DATA SUPPLIED below:

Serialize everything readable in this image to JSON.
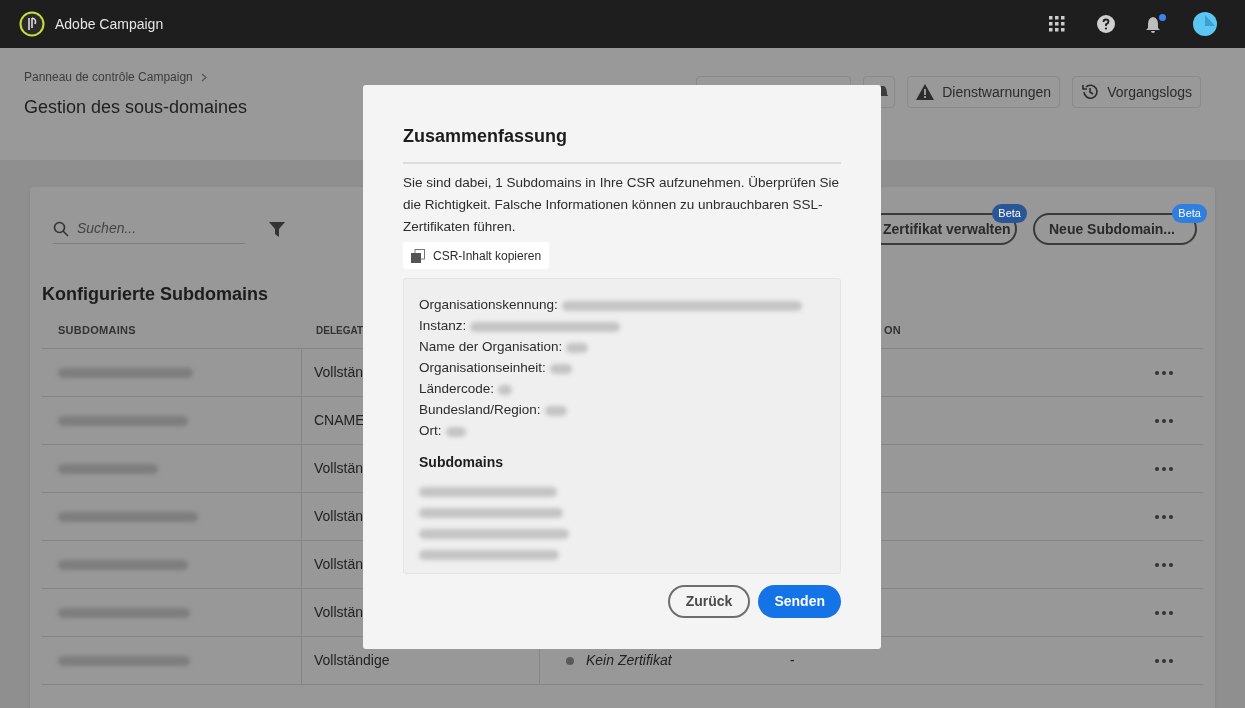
{
  "app": {
    "name": "Adobe Campaign",
    "notification_unread": true
  },
  "breadcrumb": "Panneau de contrôle Campaign",
  "page_title": "Gestion des sous-domaines",
  "header_buttons": [
    {
      "kind": "covered"
    },
    {
      "kind": "icon"
    },
    {
      "kind": "warning",
      "label": "Dienstwarnungen"
    },
    {
      "kind": "history",
      "label": "Vorgangslogs"
    }
  ],
  "search": {
    "placeholder": "Suchen..."
  },
  "actions": [
    {
      "label": "Zertifikat verwalten",
      "badge": "Beta",
      "color": "#2a5596"
    },
    {
      "label": "Neue Subdomain...",
      "badge": "Beta",
      "color": "#2f7fe0"
    }
  ],
  "section_title": "Konfigurierte Subdomains",
  "table": {
    "columns": [
      {
        "label": "SUBDOMAINS"
      },
      {
        "label": "DELEGAT"
      },
      {
        "label": "ON"
      }
    ],
    "rows": [
      {
        "delegation": "Vollstän"
      },
      {
        "delegation": "CNAME"
      },
      {
        "delegation": "Vollstän"
      },
      {
        "delegation": "Vollstän"
      },
      {
        "delegation": "Vollstän"
      },
      {
        "delegation": "Vollstän"
      },
      {
        "delegation": "Vollständige",
        "status": "Kein Zertifikat",
        "column_4": "-"
      }
    ]
  },
  "dialog": {
    "title": "Zusammenfassung",
    "message": "Sie sind dabei, 1 Subdomains in Ihre CSR aufzunehmen. Überprüfen Sie die Richtigkeit. Falsche Informationen können zu unbrauchbaren SSL-Zertifikaten führen.",
    "copy_button": "CSR-Inhalt kopieren",
    "details": [
      {
        "label": "Organisationskennung:"
      },
      {
        "label": "Instanz:"
      },
      {
        "label": "Name der Organisation:"
      },
      {
        "label": "Organisationseinheit:"
      },
      {
        "label": "Ländercode:"
      },
      {
        "label": "Bundesland/Region:"
      },
      {
        "label": "Ort:"
      }
    ],
    "subdomains_heading": "Subdomains",
    "subdomains": [
      {
        "kind": "blurred"
      },
      {
        "kind": "blurred"
      },
      {
        "kind": "blurred"
      },
      {
        "kind": "blurred"
      }
    ],
    "buttons": [
      {
        "kind": "secondary",
        "label": "Zurück"
      },
      {
        "kind": "primary",
        "label": "Senden"
      }
    ]
  }
}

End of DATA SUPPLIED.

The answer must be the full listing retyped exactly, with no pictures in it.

Serialize everything readable in this image to JSON.
{
  "app": {
    "name": "Adobe Campaign",
    "notification_unread": true
  },
  "breadcrumb": "Panneau de contrôle Campaign",
  "page_title": "Gestion des sous-domaines",
  "header_buttons": [
    {
      "kind": "covered"
    },
    {
      "kind": "icon"
    },
    {
      "kind": "warning",
      "label": "Dienstwarnungen"
    },
    {
      "kind": "history",
      "label": "Vorgangslogs"
    }
  ],
  "search": {
    "placeholder": "Suchen..."
  },
  "actions": [
    {
      "label": "Zertifikat verwalten",
      "badge": "Beta",
      "color": "#2a5596"
    },
    {
      "label": "Neue Subdomain...",
      "badge": "Beta",
      "color": "#2f7fe0"
    }
  ],
  "section_title": "Konfigurierte Subdomains",
  "table": {
    "columns": [
      {
        "label": "SUBDOMAINS"
      },
      {
        "label": "DELEGAT"
      },
      {
        "label": "ON"
      }
    ],
    "rows": [
      {
        "delegation": "Vollstän"
      },
      {
        "delegation": "CNAME"
      },
      {
        "delegation": "Vollstän"
      },
      {
        "delegation": "Vollstän"
      },
      {
        "delegation": "Vollstän"
      },
      {
        "delegation": "Vollstän"
      },
      {
        "delegation": "Vollständige",
        "status": "Kein Zertifikat",
        "column_4": "-"
      }
    ]
  },
  "dialog": {
    "title": "Zusammenfassung",
    "message": "Sie sind dabei, 1 Subdomains in Ihre CSR aufzunehmen. Überprüfen Sie die Richtigkeit. Falsche Informationen können zu unbrauchbaren SSL-Zertifikaten führen.",
    "copy_button": "CSR-Inhalt kopieren",
    "details": [
      {
        "label": "Organisationskennung:"
      },
      {
        "label": "Instanz:"
      },
      {
        "label": "Name der Organisation:"
      },
      {
        "label": "Organisationseinheit:"
      },
      {
        "label": "Ländercode:"
      },
      {
        "label": "Bundesland/Region:"
      },
      {
        "label": "Ort:"
      }
    ],
    "subdomains_heading": "Subdomains",
    "subdomains": [
      {
        "kind": "blurred"
      },
      {
        "kind": "blurred"
      },
      {
        "kind": "blurred"
      },
      {
        "kind": "blurred"
      }
    ],
    "buttons": [
      {
        "kind": "secondary",
        "label": "Zurück"
      },
      {
        "kind": "primary",
        "label": "Senden"
      }
    ]
  }
}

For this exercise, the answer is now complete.